Seroclearance of hepatitis B surface antigen (HBsAg)—loss of detectable serum HBsAg by currently available assays with or without seroconversion to hepatitis B surface antibody (anti-HBs). Multiple studies have shown that seroclearance of HBsAg is associated with improved clinical outcomes in persons with chronic HBV infection, despite the persistence of HBV DNA in the liver.

In phase 2 clinical trials, about 26 out of 43 patients who were treated with JNJ-3989 and standard of care drugs over 12 weeks witnessed HBsAg levels decline to less than 100 IU/ml. At the beginning of the trial, patients' HBsAg levels ranged from 3,212 IU/ml to 9,381 IU/ml. 

The first problem with the data is that the functional cure hypothesis relies on the premise that a reduction in HBsAg levels can act as a surrogate for suppressing HBV. However, there is no conclusive evidence that this effect can be long-lasting, that is, for patients to witness negligible levels of HBsAg after they cease to be treated with an experimental therapy. 

The second problem is that the therapy has not been tested against a placebo. It's possible that the standard of care drugs given to patients, such as nucleotide analogs, are solely responsible for patients' reduced HBsAg levels. 

Not without precedent 

Fortunately, there have been cases where large-cap biotech companies decide to flex their muscles with their acquisitions even though the target company is early in its clinical investigation. Last year, Audentes Therapeutics published interim phase 1/2 clinical data on its gene therapy AT132 to treat X-linked Myotubular Myopathy.
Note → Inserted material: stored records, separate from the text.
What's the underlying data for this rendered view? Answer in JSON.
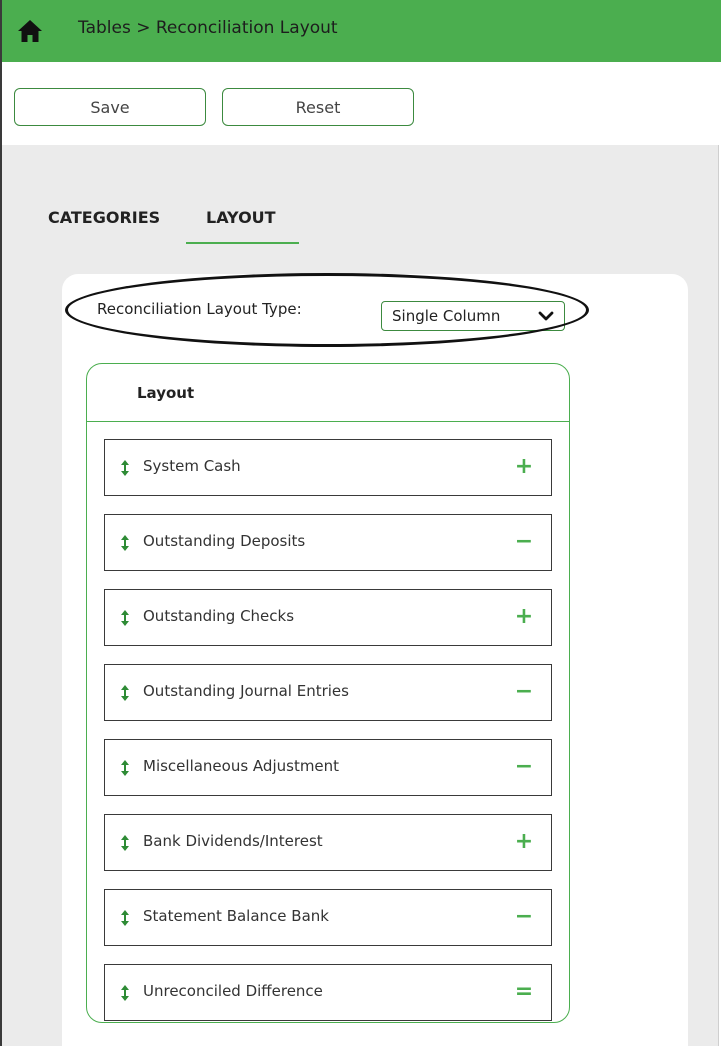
{
  "header": {
    "breadcrumb": "Tables > Reconciliation Layout",
    "home_icon": "home-icon",
    "bar_color": "#4bae4f"
  },
  "toolbar": {
    "save_label": "Save",
    "reset_label": "Reset"
  },
  "tabs": [
    {
      "label": "CATEGORIES",
      "active": false
    },
    {
      "label": "LAYOUT",
      "active": true
    }
  ],
  "layout_type": {
    "label": "Reconciliation Layout Type:",
    "selected": "Single Column"
  },
  "layout": {
    "title": "Layout",
    "items": [
      {
        "label": "System Cash",
        "op": "+",
        "op_icon": "plus-icon"
      },
      {
        "label": "Outstanding Deposits",
        "op": "−",
        "op_icon": "minus-icon"
      },
      {
        "label": "Outstanding Checks",
        "op": "+",
        "op_icon": "plus-icon"
      },
      {
        "label": "Outstanding Journal Entries",
        "op": "−",
        "op_icon": "minus-icon"
      },
      {
        "label": "Miscellaneous Adjustment",
        "op": "−",
        "op_icon": "minus-icon"
      },
      {
        "label": "Bank Dividends/Interest",
        "op": "+",
        "op_icon": "plus-icon"
      },
      {
        "label": "Statement Balance Bank",
        "op": "−",
        "op_icon": "minus-icon"
      },
      {
        "label": "Unreconciled Difference",
        "op": "=",
        "op_icon": "equals-icon"
      }
    ]
  },
  "colors": {
    "accent": "#4bae4f",
    "border_green": "#3c8a3f"
  }
}
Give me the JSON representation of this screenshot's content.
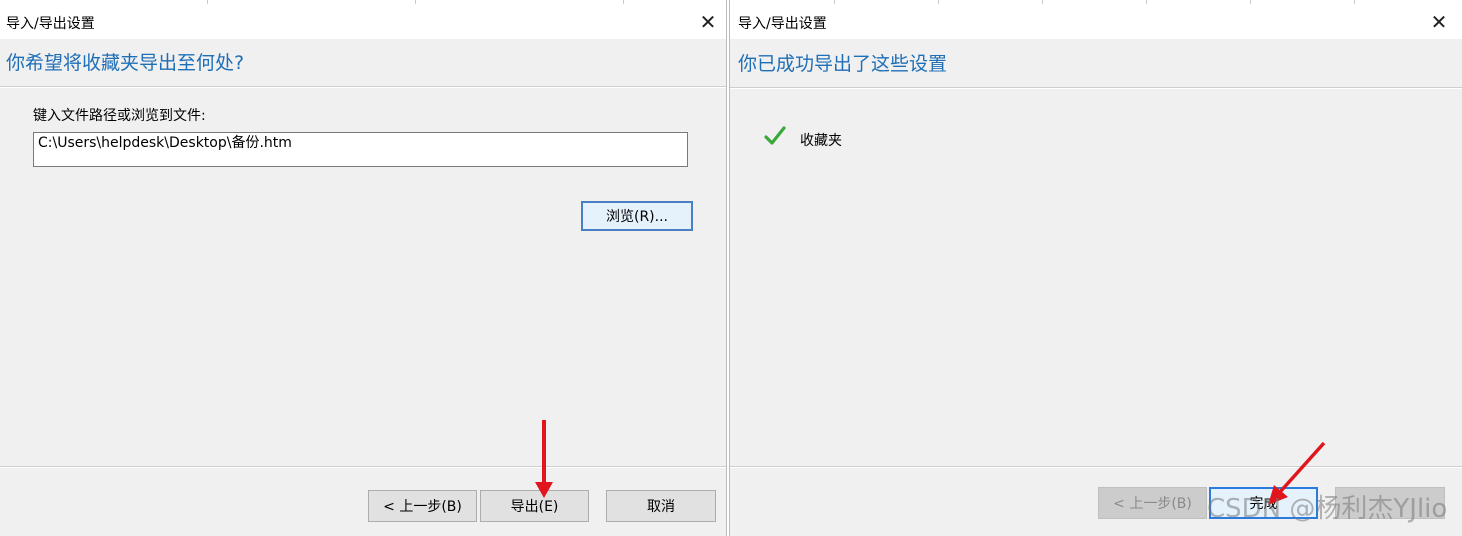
{
  "left_dialog": {
    "title": "导入/导出设置",
    "heading": "你希望将收藏夹导出至何处?",
    "path_label": "键入文件路径或浏览到文件:",
    "path_value": "C:\\Users\\helpdesk\\Desktop\\备份.htm",
    "browse_button": "浏览(R)...",
    "back_button": "< 上一步(B)",
    "export_button": "导出(E)",
    "cancel_button": "取消"
  },
  "right_dialog": {
    "title": "导入/导出设置",
    "heading": "你已成功导出了这些设置",
    "item_label": "收藏夹",
    "back_button": "< 上一步(B)",
    "finish_button": "完成"
  },
  "watermark": "CSDN @杨利杰YJlio",
  "colors": {
    "heading": "#1f6fb7",
    "annotation_arrow": "#e0161c",
    "check": "#3aa93a"
  }
}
This fatal disease causes severe muscle weakness and results in breathing difficulties; 80% of patients require the use of ventilators and many do not survive until adulthood. 

In the clinical trial, four out of nine children who took AT132 were functionally cured of the disease, so as not to require the use of ventilators. There were eight serious adverse events during the study, but the company didn't disclose if they were treatment-related. 
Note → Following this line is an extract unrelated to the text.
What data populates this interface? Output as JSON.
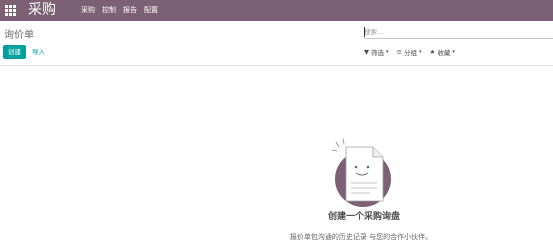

The results were good enough to impress Tokyo-based Astella Pharma (OTC:ALPMY). Last December, the company acquired Audentes Therapeutics for $3 billion at $60 per share, or a 110% premium over Audentes' share price before the deal was announced. Once the acquisition was complete, Audentes announced more positive efficacy and safety data for AT132's phase 1/2 clinical trial. 

While talks of a potential takeover are still early, I think it's one of the possibilities Arrowhead investors should be on the alert for, as the therapy reaches the end of its clinical trial by 2022. Johnson & Johnson is more than capable of taking over Arrowhead at a premium for the full rights to JNJ-3989, should its end phase data readout be positive. Meanwhile, biotech investors should check out other areas that Arrowhead's pipeline has to offer to consider whether buying its stock is a risk worth taking. 

This article represents the opinion of the writer, who may disagree with the “official” recommendation position of a Motley Fool premium advisory service. We’re motley! Questioning an investing thesis -- even one of our own -- helps us all think critically about investing and make decisions that help us become smarter, happier, and richer.